[Start of Attachment]
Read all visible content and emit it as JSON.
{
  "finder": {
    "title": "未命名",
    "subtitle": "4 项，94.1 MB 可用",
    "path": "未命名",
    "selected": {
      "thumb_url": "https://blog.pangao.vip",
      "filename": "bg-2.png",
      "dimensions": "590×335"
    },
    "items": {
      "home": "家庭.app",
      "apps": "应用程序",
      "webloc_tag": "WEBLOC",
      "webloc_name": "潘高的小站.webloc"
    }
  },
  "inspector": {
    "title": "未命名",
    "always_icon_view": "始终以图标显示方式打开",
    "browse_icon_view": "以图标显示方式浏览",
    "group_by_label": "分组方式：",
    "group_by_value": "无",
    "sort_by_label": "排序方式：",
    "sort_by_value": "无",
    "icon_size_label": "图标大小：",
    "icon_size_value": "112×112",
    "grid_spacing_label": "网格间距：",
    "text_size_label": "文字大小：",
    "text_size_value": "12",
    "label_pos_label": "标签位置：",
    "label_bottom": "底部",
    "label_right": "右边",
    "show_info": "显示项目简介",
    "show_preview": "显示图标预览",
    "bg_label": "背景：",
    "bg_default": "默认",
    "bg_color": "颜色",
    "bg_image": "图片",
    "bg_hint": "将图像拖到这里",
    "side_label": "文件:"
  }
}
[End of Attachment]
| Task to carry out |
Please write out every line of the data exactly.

| Result of this exercise |
Read all visible content and emit it as JSON.
{
  "finder": {
    "title": "未命名",
    "subtitle": "4 项，94.1 MB 可用",
    "path": "未命名",
    "selected": {
      "thumb_url": "https://blog.pangao.vip",
      "filename": "bg-2.png",
      "dimensions": "590×335"
    },
    "items": {
      "home": "家庭.app",
      "apps": "应用程序",
      "webloc_tag": "WEBLOC",
      "webloc_name": "潘高的小站.webloc"
    }
  },
  "inspector": {
    "title": "未命名",
    "always_icon_view": "始终以图标显示方式打开",
    "browse_icon_view": "以图标显示方式浏览",
    "group_by_label": "分组方式：",
    "group_by_value": "无",
    "sort_by_label": "排序方式：",
    "sort_by_value": "无",
    "icon_size_label": "图标大小：",
    "icon_size_value": "112×112",
    "grid_spacing_label": "网格间距：",
    "text_size_label": "文字大小：",
    "text_size_value": "12",
    "label_pos_label": "标签位置：",
    "label_bottom": "底部",
    "label_right": "右边",
    "show_info": "显示项目简介",
    "show_preview": "显示图标预览",
    "bg_label": "背景：",
    "bg_default": "默认",
    "bg_color": "颜色",
    "bg_image": "图片",
    "bg_hint": "将图像拖到这里",
    "side_label": "文件:"
  }
}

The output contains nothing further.